End User representatives
The occurrence of extreme water levels can lead to loss of life and damage to coastal infrastructure. Potential impacts and hazards of extreme water level events along our coasts are significantly increasing as populations grow and mean sea levels rise. To better prepare, coastal engineers, emergency managers and planners require accurate estimates of extreme water levels.
It is vitally important that the exceedance probabilities of extreme water levels are accurately evaluated to inform risk-based flood management, engineering and future land-use planning. This ensures the risk of catastrophic structural failures due to under-design or expense due to over-design are minimised.
This project, which is now in its utilisation phase, developed better predictions and forecasts for extreme water levels arising from storm surges, surface waves, continental shelf waves, meteorological tsunamis, mean sea level rise and the transition from tropical to extra-tropical cyclones.
Storm surges caused by tropical cyclones are well known to pose a risk. Recent technological advances allowed the team to develop a high-resolution numerical model capable of analysing ocean dynamics to better understand how storms will impact local beaches on an Australiawide scale. The advanced, high resolution 3D hydrodynamic model coupled with a wave model included the effects of waves breaking on top of storm surges caused by wind and pressure. An experiment based upon Tropical Cyclone Yasi indicated that wave setup contributed up to 35 per cent of total surge height and was 6-10 per cent of wave heights at 10 m depth. This supports the commonly applied engineering approach of applying a 10 per cent factor for waves in estimates of water levels. Another important factor included the orientation of the coastline to waves and wind. The experiments showed large variations in setup and surge over the scale of tens to hundreds of kilometres that was mostly related to the relative intensity and direction at which Cyclone Yasi impacted the coast. The results suggest that coupling a wave and surge improves the accuracy of storm surge predictions and provides a useful tool to determine areas of the Australian coastline are more susceptible to flooding and erosion from extreme waves.

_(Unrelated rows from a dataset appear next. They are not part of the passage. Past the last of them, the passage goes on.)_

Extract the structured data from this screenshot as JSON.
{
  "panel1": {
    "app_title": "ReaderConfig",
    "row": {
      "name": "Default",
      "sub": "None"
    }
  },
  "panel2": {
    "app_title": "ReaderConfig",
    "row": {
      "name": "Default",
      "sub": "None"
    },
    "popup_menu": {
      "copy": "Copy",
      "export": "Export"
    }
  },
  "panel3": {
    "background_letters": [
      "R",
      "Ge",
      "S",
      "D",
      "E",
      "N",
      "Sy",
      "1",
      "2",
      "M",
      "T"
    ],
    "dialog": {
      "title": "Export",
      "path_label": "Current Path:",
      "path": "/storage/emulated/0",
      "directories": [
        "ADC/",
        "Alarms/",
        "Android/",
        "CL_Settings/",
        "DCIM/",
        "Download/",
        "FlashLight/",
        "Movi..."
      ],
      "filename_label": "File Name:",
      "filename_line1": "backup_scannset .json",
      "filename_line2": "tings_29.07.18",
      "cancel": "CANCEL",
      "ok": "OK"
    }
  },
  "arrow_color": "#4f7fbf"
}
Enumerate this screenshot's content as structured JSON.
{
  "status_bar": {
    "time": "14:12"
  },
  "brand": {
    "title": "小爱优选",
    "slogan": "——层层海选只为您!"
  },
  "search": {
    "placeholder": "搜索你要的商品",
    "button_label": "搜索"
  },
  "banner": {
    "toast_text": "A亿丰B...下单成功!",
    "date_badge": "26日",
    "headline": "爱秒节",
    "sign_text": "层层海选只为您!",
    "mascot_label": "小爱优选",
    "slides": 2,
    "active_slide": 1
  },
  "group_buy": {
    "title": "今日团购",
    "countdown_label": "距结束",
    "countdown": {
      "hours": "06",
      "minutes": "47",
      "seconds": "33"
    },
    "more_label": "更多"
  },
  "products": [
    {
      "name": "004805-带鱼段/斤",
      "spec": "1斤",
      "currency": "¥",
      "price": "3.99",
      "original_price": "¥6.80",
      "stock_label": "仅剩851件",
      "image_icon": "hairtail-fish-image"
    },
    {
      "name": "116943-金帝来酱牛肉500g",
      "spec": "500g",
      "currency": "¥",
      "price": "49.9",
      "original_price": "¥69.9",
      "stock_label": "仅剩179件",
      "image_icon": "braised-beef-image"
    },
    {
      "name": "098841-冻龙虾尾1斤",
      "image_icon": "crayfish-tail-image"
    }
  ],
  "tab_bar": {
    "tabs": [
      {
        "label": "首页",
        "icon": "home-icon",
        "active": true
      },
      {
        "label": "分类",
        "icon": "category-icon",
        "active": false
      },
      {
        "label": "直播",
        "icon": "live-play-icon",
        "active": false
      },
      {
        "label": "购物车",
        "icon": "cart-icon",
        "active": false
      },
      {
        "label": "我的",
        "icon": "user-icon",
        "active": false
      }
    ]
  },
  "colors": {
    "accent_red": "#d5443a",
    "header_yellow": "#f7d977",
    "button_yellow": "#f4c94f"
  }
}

However, a lesser-known effect of landfalling cyclones is the generation of coastally trapped waves that can propagate along the coast and influence water levels thousands of kilometres away. Examples of such waves include continental shelf waves that travel to the left along the coastline in the southern hemisphere and are common along the Australian coastline. Numerical modelling by the team has demonstrated how particular cyclone properties influence the generation of continental shelf waves and through this improves the ability to predict the influence of continental shelf waves on extreme water levels along the coast.
Meteotsunamis are generated by meteorological events, particularly moving pressure disturbances due to squalls, thunderstorms, frontal passages and atmospheric gravity waves. Relatively small initial sea-level perturbations, of the order of a few centimetres, can increase significantly to create destructive events through the superposition of different factors. In August 2014, a meteotsunami propagating along the mouth of the Swan River in Fremantle resulted in a ship breaking its moorings and impacting on a rail bridge. The team has made significant impact in understanding the mechanisms underlying the development of meteotsunamis and their potential threat.
As tropical cyclones move toward the poles they can interact with the surrounding environment causing the tropical cyclone to lose tropical characteristics and become more extra-tropical in nature – this is known as extra-tropical transition. Storms that undergo extra-tropical transition pose a serious threat by extending tropical cyclone–like conditions over a larger area and to latitudes that do not typically experience such storms. Findings show that in Australia the south west of Western Australia is the area most at risk from extra-tropical transitions of cyclones, late in the cyclone season, when intense cyclones are most likely to interact with approaching cold fronts.
The data generated by the project will be made available via web interfaces with the possibility to develop the data into a spatial interface. Access to this information will support state and local government planning departments, the Bureau of Meteorology’s severe weather warnings and forecasts, and state and federal government emergency management planning, coordination and response activities.
The occurrence of extreme water levels can lead to loss of life and damage to coastal infrastructure.
Meteotsunamis incur damage on coasts all over the world. As they are more likely to occur than geophysical tsunamis, it has resulted in many coastal probelms in Australia in the lack of presence of efficient public awareness systems. Identifying where and when meteotsunamis pose a threat will aid coastal management and planning.
The occurrence of extreme water levels can lead to loss of life and damage to coastal infrastructure. To better prepare, coastal engineers, emergency managers and planners require accurate estimates of extreme water levels.
This project is developing better predictions and forecasts for extreme water levels arising from storm surges, surface waves, continental shelf waves, meteorological tsunamis, mean sea level rise and the transition from tropical to extra-tropical cyclones.
This project provides a comprehensive benchmark that will underpin the ability to manage the impacts of extreme water levels on coastal regions at local, regional and national scales.
|Resilience to clustered disaster events on the coast - storm surge||Dr Scott Nichol||Geoscience Australia|
|Improving flood forecast skill using remote sensing data||Assoc Prof Valentijn Pauwels||Monash University|